Hindu mythology is a maligned phrase. Hinduism purists who believe that the events described in the sacred texts happened exactly as stated have a problem with these events being described as mythological. Their objection is understandable. The word mythological today has acquired a sense of falsehood. But after due consideration, I have decided to persist with the term Hindu mythology. Therefore, a clarification is in order.
OxfordDictionaries.com offers the following independent definition for mythology: A set of stories or beliefs about a particular person, institution, or situation, especially when exaggerated or fictitious.  Dictionary.com offers a similar definition: A set of stories, traditions, or beliefs associated with a particular group or the history of an event, arising naturally or deliberately fostered. 
My sense of mythology fits in with these definitions.
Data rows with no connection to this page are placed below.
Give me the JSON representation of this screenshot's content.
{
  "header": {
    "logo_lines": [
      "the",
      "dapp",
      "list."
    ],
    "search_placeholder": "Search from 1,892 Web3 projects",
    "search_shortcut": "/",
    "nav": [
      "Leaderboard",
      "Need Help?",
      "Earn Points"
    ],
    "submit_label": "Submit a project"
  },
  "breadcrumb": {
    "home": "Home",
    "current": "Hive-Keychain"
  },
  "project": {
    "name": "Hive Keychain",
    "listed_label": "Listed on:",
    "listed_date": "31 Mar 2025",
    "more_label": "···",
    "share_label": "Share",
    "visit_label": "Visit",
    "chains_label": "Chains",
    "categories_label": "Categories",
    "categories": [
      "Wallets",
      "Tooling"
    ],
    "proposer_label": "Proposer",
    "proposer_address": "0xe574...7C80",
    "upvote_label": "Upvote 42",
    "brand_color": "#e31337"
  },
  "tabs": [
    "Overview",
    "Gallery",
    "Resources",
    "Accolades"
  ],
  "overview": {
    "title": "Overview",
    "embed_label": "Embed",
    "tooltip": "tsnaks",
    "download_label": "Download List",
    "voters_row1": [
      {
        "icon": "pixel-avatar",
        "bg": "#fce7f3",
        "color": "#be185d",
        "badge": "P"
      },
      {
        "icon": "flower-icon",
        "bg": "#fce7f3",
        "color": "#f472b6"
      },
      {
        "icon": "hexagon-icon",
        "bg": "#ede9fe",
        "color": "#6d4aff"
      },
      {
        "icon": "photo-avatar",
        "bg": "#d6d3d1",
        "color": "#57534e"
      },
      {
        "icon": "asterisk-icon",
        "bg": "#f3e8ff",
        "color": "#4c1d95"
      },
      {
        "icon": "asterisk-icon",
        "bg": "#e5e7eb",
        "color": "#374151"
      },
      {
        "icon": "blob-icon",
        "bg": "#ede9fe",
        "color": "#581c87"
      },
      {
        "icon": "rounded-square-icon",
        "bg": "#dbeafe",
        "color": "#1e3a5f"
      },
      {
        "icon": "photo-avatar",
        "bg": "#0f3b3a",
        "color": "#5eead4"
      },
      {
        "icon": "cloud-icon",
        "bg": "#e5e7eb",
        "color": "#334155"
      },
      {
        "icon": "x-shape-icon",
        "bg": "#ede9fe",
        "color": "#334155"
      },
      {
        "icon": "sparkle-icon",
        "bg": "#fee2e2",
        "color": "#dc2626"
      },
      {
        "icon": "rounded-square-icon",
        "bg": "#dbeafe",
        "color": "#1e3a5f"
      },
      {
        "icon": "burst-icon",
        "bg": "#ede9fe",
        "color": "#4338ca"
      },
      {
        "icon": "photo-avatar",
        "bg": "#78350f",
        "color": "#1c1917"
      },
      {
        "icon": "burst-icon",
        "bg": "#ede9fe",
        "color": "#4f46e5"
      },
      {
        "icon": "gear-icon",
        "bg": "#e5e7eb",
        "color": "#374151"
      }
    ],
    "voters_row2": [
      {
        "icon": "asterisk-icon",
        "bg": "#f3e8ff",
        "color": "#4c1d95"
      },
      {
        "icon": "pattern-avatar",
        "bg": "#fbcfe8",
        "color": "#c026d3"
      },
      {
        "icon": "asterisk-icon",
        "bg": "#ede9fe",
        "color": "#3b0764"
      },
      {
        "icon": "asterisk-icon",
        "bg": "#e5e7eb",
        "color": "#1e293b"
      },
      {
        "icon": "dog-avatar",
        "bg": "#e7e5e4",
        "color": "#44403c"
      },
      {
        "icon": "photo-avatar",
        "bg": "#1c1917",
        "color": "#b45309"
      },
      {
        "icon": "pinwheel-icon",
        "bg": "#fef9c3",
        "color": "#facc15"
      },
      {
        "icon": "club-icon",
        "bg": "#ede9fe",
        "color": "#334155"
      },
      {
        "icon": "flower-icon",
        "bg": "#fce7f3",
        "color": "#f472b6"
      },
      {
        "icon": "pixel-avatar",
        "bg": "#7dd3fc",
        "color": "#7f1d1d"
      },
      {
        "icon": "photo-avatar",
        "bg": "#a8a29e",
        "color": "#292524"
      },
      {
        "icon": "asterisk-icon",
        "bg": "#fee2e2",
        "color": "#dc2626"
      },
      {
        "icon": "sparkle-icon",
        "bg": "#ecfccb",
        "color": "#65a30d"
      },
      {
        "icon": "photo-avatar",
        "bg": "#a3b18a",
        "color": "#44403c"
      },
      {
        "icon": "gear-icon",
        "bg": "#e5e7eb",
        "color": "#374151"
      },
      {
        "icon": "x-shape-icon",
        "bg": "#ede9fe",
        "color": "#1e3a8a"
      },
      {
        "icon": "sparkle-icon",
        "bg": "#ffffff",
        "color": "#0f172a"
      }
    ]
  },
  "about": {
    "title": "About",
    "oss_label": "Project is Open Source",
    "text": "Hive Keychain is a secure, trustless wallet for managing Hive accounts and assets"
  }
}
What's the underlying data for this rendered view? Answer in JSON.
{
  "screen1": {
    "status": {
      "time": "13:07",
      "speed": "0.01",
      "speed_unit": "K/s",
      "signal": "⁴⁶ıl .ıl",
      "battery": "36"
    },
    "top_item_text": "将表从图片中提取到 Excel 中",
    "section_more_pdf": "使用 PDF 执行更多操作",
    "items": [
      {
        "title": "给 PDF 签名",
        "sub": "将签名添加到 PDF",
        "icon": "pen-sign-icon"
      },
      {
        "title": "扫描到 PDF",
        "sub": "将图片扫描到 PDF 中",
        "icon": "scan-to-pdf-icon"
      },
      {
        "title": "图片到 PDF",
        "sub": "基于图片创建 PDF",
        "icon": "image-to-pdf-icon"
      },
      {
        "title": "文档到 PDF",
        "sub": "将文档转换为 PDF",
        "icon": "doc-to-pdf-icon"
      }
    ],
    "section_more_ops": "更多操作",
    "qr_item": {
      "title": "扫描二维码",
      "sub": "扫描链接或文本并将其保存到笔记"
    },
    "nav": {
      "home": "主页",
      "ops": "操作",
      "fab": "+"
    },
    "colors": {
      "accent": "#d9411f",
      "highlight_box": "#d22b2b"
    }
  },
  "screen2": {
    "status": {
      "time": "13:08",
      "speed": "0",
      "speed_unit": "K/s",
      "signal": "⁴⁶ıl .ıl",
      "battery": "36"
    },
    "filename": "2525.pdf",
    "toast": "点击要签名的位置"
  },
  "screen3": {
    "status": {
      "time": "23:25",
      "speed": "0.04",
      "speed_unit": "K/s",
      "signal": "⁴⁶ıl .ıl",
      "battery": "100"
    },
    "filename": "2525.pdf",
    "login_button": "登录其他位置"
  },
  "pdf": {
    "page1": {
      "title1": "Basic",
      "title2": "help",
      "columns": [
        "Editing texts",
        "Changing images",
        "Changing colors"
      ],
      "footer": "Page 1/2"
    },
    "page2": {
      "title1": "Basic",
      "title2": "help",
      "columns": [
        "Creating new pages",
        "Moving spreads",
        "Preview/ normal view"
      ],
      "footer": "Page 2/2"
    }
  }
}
I do not believe that the events described in the texts under consideration occurred as stated. I believe that the described events are exaggerated or fictitious or deliberately fostered versions of the actual ones. However, I prefer to use the word dramatized to those given in the dictionary definitions. The dramatization of actual events has a specific purpose. The idea is to entrench the ethos underlying those events into the collective psyche of the society.
Let me illustrate this with an example. Way back in school when studying the world history I was taught about Cleopatra. I do not remember anything from those lessons. But I have a vivid recollection of the Hollywood film Cleopatra starring Elizabeth Taylor and Richard Burton, which obviously dramatized events. Several scenes from the movie are impressed in my memory. In one of them Cleopatra unleashes a tirade on Julius Caesar when his soldiers have burnt the library of Alexandria. She tells Caesar that his soldiers could have raped, murdered, pillaged all they wanted but they had no right to destroy a library that was the store house of the world’s knowledge.  It is historically recorded that the library did burn down. But Caesar’s soldiers were responsible for burning at best a part of the library, and even that is not certain.  And it can never be known if Cleopatra did admonish Caesar. That is why it is dangerous to take mythology for history. You can get the details wrong. But the dramatized version does provide insights. Even at that time knowledge was valued and efforts were made to preserve it. And it helps you to remember the broad superstructure that would be true to a degree.
Therefore with apologies to the purists, I will move ahead.